Some time ago, I read a story about a woman who came across a baby raccoon. Concerned for its well being, she picked it up and took it home with her. She and some of her friends cuddled and played with it. It scratched and nipped at them. They later found out that the little critter had rabies, although the article did not say how the discovery was made. Anyway, all those who had come into contact with the animal had to get rabies shots. They were fortunate in that they found out in time.
Rabies is one of the more horrible of diseases. It is virtually one hundred percent fatal once the symptoms appear, although a small handful of people have survived. In the interest of research, I did a Google search on rabies. I came across some genuinely gruesome footage. I would not recommend viewing the footage. It is truly the stuff of nightmares.

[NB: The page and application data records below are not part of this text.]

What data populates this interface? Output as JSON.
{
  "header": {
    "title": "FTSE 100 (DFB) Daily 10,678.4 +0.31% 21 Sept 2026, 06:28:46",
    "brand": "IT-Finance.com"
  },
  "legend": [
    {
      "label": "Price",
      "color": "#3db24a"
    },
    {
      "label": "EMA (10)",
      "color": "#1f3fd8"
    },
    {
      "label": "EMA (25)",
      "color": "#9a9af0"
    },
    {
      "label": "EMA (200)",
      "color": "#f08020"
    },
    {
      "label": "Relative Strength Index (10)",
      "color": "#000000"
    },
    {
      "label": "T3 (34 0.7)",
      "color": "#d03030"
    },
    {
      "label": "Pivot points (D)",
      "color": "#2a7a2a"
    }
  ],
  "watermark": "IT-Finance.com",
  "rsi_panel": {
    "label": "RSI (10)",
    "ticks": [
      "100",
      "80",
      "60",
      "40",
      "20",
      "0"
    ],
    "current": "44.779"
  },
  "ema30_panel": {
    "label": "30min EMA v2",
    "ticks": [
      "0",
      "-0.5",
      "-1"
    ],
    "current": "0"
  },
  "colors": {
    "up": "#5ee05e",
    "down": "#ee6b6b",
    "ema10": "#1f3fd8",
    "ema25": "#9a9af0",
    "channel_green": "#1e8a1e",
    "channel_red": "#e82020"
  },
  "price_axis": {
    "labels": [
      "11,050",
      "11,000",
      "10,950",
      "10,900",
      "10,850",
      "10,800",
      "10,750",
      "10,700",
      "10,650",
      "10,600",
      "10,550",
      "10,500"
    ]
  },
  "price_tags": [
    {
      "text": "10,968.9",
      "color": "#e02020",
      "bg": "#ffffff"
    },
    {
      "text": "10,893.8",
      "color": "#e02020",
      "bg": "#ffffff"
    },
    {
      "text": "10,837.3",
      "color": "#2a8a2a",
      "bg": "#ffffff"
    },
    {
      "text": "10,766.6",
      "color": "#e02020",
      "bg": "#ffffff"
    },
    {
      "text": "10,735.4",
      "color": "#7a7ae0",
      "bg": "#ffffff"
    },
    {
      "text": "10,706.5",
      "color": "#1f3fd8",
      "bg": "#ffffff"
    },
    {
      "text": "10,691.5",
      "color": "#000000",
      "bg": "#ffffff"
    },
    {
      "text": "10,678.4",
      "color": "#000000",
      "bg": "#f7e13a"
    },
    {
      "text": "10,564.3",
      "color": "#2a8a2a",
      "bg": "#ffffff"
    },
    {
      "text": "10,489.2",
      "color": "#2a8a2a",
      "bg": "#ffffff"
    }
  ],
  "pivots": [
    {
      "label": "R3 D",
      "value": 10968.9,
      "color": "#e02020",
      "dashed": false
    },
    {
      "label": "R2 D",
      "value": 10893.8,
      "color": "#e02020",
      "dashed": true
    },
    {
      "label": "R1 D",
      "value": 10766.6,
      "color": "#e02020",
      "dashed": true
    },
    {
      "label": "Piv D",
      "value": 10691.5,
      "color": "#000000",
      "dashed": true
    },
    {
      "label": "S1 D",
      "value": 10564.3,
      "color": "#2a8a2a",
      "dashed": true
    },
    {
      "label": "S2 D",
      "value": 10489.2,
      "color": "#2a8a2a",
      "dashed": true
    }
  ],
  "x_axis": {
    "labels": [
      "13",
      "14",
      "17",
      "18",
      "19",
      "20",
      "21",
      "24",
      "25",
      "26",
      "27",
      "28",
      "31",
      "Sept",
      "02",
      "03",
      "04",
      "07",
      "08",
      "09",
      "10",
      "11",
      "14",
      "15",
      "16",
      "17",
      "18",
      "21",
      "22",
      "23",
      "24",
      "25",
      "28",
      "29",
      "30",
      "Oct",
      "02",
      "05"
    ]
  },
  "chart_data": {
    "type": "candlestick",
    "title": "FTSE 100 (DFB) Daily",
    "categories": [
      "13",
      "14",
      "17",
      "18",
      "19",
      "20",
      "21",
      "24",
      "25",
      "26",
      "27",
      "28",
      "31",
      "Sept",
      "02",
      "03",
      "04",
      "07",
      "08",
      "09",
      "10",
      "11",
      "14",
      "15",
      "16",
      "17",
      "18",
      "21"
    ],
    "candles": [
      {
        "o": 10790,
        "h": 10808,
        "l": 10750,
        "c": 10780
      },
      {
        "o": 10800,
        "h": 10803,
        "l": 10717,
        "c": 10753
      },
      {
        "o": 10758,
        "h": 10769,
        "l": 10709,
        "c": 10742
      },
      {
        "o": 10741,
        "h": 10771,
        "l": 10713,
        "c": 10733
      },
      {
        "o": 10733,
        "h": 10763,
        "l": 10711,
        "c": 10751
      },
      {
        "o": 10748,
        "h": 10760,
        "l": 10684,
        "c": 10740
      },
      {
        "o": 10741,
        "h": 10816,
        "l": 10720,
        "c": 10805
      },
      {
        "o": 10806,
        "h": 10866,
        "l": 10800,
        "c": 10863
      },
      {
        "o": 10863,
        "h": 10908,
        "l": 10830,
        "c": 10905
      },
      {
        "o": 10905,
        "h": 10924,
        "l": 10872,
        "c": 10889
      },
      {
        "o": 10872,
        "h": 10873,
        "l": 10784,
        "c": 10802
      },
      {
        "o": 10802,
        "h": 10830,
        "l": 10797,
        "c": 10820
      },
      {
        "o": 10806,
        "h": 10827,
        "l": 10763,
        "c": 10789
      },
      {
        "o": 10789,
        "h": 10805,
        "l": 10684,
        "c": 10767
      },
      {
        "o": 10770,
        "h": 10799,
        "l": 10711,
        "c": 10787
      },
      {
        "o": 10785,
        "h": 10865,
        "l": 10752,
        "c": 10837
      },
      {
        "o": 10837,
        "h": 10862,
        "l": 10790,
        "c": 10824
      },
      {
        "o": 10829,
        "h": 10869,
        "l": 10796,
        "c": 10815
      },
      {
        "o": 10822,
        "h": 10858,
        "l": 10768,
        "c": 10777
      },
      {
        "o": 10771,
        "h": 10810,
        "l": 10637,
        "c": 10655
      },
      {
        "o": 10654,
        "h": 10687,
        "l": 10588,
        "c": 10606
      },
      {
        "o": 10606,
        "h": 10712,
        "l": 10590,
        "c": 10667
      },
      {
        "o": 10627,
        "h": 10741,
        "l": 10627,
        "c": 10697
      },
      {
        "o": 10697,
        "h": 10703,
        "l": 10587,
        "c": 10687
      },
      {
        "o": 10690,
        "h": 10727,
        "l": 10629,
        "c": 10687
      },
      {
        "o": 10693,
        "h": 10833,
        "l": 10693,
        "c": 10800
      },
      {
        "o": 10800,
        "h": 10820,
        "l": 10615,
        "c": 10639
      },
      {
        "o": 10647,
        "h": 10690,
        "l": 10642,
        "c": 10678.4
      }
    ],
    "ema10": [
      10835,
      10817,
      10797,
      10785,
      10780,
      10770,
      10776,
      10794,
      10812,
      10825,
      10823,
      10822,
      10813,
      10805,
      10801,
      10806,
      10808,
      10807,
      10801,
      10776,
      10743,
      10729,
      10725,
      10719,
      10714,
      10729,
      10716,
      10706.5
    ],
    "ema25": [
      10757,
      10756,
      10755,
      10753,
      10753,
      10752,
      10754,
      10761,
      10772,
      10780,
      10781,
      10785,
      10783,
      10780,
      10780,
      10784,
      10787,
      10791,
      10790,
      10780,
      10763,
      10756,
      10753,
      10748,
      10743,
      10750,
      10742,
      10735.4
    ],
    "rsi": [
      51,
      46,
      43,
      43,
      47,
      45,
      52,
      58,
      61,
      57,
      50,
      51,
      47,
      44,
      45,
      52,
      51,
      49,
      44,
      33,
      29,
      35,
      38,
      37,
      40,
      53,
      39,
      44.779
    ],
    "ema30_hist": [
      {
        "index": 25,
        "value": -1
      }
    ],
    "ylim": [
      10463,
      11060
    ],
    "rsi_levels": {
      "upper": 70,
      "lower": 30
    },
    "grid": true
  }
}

All of this reinforces the idea that one should leave wildlife, no matter how cute and cuddly looking, alone.
It is really hard to believe that, by the time you read this, the Fourth of July will have come and gone. For those of us, like me, who love summer, it’s all downhill from here. To top it off, this summer has not been all that great. Even so, there is still a lot of potential for summer fun left.
Over the years, July has emerged as one of my favorite fishing months. A lot of fish are in season, and it seems like the bite, like the weather, is often hot. Early morning and evening seem to be the most productive times.
Crow season is now in. You can only hunt them on Friday, Saturday and Sunday. Years ago, the late John Kusick and I used to hunt them. We never did any good, but we had a lot of fun in the attempt, especially since we used muzzleloading shotguns.
And finally, a lot of folks get a great deal of enjoyment out of hunting woodchucks. By the way, when properly cleaned and prepared, they are delicious.